* GOAL OF THE EXERCISE: From the records below, copy out each line that has the word "Entity".
# # #
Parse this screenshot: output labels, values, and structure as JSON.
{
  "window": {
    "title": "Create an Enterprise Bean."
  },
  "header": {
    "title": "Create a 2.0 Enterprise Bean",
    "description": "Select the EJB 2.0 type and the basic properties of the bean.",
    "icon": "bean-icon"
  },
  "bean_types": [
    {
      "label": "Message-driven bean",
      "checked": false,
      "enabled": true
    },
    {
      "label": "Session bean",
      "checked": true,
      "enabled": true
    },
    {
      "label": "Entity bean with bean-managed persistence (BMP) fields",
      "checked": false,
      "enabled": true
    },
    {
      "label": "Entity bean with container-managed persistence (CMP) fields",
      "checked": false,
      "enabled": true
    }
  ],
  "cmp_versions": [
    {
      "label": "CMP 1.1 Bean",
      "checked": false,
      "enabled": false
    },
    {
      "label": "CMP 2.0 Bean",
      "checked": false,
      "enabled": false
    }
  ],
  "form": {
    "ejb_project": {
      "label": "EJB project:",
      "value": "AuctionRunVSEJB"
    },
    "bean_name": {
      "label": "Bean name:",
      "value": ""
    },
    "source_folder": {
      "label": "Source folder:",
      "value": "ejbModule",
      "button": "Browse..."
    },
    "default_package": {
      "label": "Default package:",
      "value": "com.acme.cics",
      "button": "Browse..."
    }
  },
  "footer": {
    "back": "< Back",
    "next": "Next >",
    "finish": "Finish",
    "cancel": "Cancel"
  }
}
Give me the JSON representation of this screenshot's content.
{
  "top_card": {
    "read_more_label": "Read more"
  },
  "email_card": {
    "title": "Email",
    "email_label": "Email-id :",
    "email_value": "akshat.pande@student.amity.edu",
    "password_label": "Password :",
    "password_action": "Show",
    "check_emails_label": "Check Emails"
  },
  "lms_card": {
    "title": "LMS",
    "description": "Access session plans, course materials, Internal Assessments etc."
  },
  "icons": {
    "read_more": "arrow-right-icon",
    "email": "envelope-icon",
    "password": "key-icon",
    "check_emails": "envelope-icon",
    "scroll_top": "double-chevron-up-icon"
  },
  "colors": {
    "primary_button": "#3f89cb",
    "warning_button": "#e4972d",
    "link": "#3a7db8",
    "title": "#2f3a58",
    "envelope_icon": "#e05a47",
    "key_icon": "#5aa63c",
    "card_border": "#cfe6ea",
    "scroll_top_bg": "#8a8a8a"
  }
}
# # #
* RESULT OF THIS EXERCISE:
      "label": "Entity bean with bean-managed persistence (BMP) fields",
      "label": "Entity bean with container-managed persistence (CMP) fields",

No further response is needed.